[Extracted data entries]
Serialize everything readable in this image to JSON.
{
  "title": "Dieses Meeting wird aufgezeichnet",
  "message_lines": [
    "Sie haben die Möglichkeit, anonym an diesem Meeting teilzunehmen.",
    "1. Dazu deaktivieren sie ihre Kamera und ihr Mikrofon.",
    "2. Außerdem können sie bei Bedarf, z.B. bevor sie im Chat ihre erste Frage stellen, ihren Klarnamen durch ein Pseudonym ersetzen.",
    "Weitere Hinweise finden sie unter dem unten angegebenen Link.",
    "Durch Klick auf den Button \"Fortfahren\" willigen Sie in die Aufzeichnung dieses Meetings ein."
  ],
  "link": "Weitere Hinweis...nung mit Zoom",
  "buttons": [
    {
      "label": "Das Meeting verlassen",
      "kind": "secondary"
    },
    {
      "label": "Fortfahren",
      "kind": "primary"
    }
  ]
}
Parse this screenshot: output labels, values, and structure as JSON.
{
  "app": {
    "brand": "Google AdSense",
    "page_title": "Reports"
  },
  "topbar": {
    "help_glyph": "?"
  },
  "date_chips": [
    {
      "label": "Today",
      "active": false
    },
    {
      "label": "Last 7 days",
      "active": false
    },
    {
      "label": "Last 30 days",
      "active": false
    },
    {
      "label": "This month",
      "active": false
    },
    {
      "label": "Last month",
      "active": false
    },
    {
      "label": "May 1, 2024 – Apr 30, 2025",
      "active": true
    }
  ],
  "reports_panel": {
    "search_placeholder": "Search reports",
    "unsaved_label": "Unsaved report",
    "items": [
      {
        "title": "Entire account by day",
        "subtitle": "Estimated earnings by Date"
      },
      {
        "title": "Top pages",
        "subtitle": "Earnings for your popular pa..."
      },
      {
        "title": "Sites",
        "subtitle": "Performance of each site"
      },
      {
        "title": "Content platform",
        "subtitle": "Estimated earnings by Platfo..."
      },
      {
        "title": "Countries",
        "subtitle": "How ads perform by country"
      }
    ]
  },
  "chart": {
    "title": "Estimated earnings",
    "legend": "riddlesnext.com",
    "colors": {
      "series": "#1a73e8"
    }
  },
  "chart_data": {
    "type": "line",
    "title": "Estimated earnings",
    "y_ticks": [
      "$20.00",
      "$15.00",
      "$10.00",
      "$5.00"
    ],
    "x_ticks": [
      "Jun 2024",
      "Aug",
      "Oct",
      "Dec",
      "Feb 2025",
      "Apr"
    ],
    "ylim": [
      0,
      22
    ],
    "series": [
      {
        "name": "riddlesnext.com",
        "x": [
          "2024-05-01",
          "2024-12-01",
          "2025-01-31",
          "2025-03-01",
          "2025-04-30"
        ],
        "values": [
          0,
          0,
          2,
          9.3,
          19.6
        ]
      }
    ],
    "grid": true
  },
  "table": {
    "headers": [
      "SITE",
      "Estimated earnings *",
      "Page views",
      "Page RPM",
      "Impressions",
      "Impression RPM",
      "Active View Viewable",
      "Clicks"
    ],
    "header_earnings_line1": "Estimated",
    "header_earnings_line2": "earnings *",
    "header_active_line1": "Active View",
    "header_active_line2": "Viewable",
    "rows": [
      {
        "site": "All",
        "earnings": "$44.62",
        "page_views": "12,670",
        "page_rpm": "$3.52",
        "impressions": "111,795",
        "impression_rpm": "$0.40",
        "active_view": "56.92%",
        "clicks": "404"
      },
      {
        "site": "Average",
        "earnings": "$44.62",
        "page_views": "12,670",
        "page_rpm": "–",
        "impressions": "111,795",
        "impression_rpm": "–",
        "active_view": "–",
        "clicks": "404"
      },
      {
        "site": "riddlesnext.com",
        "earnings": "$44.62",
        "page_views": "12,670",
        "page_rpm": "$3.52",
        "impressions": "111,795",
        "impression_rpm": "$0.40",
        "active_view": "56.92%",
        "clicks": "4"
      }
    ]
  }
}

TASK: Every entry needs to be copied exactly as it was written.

SOLVED EXERCISE:
Serialize everything readable in this image to JSON.
{
  "title": "Dieses Meeting wird aufgezeichnet",
  "message_lines": [
    "Sie haben die Möglichkeit, anonym an diesem Meeting teilzunehmen.",
    "1. Dazu deaktivieren sie ihre Kamera und ihr Mikrofon.",
    "2. Außerdem können sie bei Bedarf, z.B. bevor sie im Chat ihre erste Frage stellen, ihren Klarnamen durch ein Pseudonym ersetzen.",
    "Weitere Hinweise finden sie unter dem unten angegebenen Link.",
    "Durch Klick auf den Button \"Fortfahren\" willigen Sie in die Aufzeichnung dieses Meetings ein."
  ],
  "link": "Weitere Hinweis...nung mit Zoom",
  "buttons": [
    {
      "label": "Das Meeting verlassen",
      "kind": "secondary"
    },
    {
      "label": "Fortfahren",
      "kind": "primary"
    }
  ]
}
Parse this screenshot: output labels, values, and structure as JSON.
{
  "app": {
    "brand": "Google AdSense",
    "page_title": "Reports"
  },
  "topbar": {
    "help_glyph": "?"
  },
  "date_chips": [
    {
      "label": "Today",
      "active": false
    },
    {
      "label": "Last 7 days",
      "active": false
    },
    {
      "label": "Last 30 days",
      "active": false
    },
    {
      "label": "This month",
      "active": false
    },
    {
      "label": "Last month",
      "active": false
    },
    {
      "label": "May 1, 2024 – Apr 30, 2025",
      "active": true
    }
  ],
  "reports_panel": {
    "search_placeholder": "Search reports",
    "unsaved_label": "Unsaved report",
    "items": [
      {
        "title": "Entire account by day",
        "subtitle": "Estimated earnings by Date"
      },
      {
        "title": "Top pages",
        "subtitle": "Earnings for your popular pa..."
      },
      {
        "title": "Sites",
        "subtitle": "Performance of each site"
      },
      {
        "title": "Content platform",
        "subtitle": "Estimated earnings by Platfo..."
      },
      {
        "title": "Countries",
        "subtitle": "How ads perform by country"
      }
    ]
  },
  "chart": {
    "title": "Estimated earnings",
    "legend": "riddlesnext.com",
    "colors": {
      "series": "#1a73e8"
    }
  },
  "chart_data": {
    "type": "line",
    "title": "Estimated earnings",
    "y_ticks": [
      "$20.00",
      "$15.00",
      "$10.00",
      "$5.00"
    ],
    "x_ticks": [
      "Jun 2024",
      "Aug",
      "Oct",
      "Dec",
      "Feb 2025",
      "Apr"
    ],
    "ylim": [
      0,
      22
    ],
    "series": [
      {
        "name": "riddlesnext.com",
        "x": [
          "2024-05-01",
          "2024-12-01",
          "2025-01-31",
          "2025-03-01",
          "2025-04-30"
        ],
        "values": [
          0,
          0,
          2,
          9.3,
          19.6
        ]
      }
    ],
    "grid": true
  },
  "table": {
    "headers": [
      "SITE",
      "Estimated earnings *",
      "Page views",
      "Page RPM",
      "Impressions",
      "Impression RPM",
      "Active View Viewable",
      "Clicks"
    ],
    "header_earnings_line1": "Estimated",
    "header_earnings_line2": "earnings *",
    "header_active_line1": "Active View",
    "header_active_line2": "Viewable",
    "rows": [
      {
        "site": "All",
        "earnings": "$44.62",
        "page_views": "12,670",
        "page_rpm": "$3.52",
        "impressions": "111,795",
        "impression_rpm": "$0.40",
        "active_view": "56.92%",
        "clicks": "404"
      },
      {
        "site": "Average",
        "earnings": "$44.62",
        "page_views": "12,670",
        "page_rpm": "–",
        "impressions": "111,795",
        "impression_rpm": "–",
        "active_view": "–",
        "clicks": "404"
      },
      {
        "site": "riddlesnext.com",
        "earnings": "$44.62",
        "page_views": "12,670",
        "page_rpm": "$3.52",
        "impressions": "111,795",
        "impression_rpm": "$0.40",
        "active_view": "56.92%",
        "clicks": "4"
      }
    ]
  }
}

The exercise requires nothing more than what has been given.